*** Opening Extracted records ***

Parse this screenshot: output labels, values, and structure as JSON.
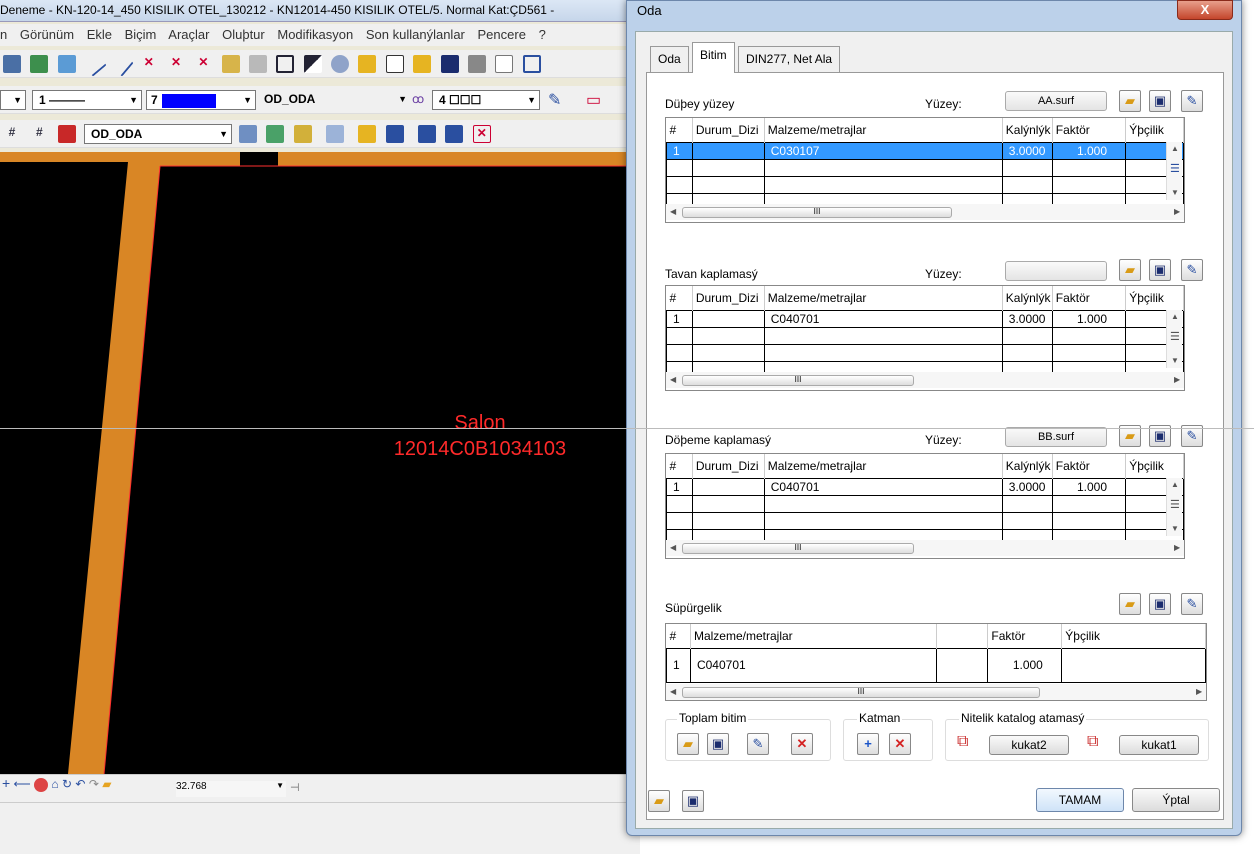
{
  "app": {
    "title": "Deneme - KN-120-14_450 KISILIK OTEL_130212 - KN12014-450 KISILIK OTEL/5. Normal Kat:ÇD561 -",
    "menu": [
      "n",
      "Görünüm",
      "Ekle",
      "Biçim",
      "Araçlar",
      "Oluþtur",
      "Modifikasyon",
      "Son kullanýlanlar",
      "Pencere",
      "?"
    ],
    "toolbar2": {
      "linetype": "1",
      "color": "7",
      "layer": "OD_ODA",
      "width": "4"
    },
    "toolbar3": {
      "layer": "OD_ODA"
    },
    "canvas": {
      "room_name": "Salon",
      "room_code": "12014C0B1034103"
    },
    "zoom": "32.768"
  },
  "dialog": {
    "title": "Oda",
    "close": "X",
    "tabs": [
      "Oda",
      "Bitim",
      "DIN277, Net Ala"
    ],
    "active_tab": "Bitim",
    "sections": [
      {
        "label": "Düþey yüzey",
        "surface_label": "Yüzey:",
        "surface": "AA.surf",
        "columns": [
          "#",
          "Durum_Dizi",
          "Malzeme/metrajlar",
          "Kalýnlýk",
          "Faktör",
          "Ýþçilik"
        ],
        "rows": [
          [
            "1",
            "",
            "C030107",
            "3.0000",
            "1.000",
            ""
          ]
        ]
      },
      {
        "label": "Tavan kaplamasý",
        "surface_label": "Yüzey:",
        "surface": "",
        "columns": [
          "#",
          "Durum_Dizi",
          "Malzeme/metrajlar",
          "Kalýnlýk",
          "Faktör",
          "Ýþçilik"
        ],
        "rows": [
          [
            "1",
            "",
            "C040701",
            "3.0000",
            "1.000",
            ""
          ]
        ]
      },
      {
        "label": "Döþeme kaplamasý",
        "surface_label": "Yüzey:",
        "surface": "BB.surf",
        "columns": [
          "#",
          "Durum_Dizi",
          "Malzeme/metrajlar",
          "Kalýnlýk",
          "Faktör",
          "Ýþçilik"
        ],
        "rows": [
          [
            "1",
            "",
            "C040701",
            "3.0000",
            "1.000",
            ""
          ]
        ]
      }
    ],
    "supurgelik": {
      "label": "Süpürgelik",
      "columns": [
        "#",
        "Malzeme/metrajlar",
        "",
        "Faktör",
        "Ýþçilik"
      ],
      "rows": [
        [
          "1",
          "C040701",
          "",
          "1.000",
          ""
        ]
      ]
    },
    "groups": {
      "toplam": "Toplam bitim",
      "katman": "Katman",
      "nitelik": "Nitelik katalog atamasý",
      "kukat2": "kukat2",
      "kukat1": "kukat1"
    },
    "ok": "TAMAM",
    "cancel": "Ýptal",
    "scroll_glyph": "III"
  }
}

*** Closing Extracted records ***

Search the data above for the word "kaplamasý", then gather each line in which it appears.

- [Task result]
        "label": "Tavan kaplamasý",
        "label": "Döþeme kaplamasý",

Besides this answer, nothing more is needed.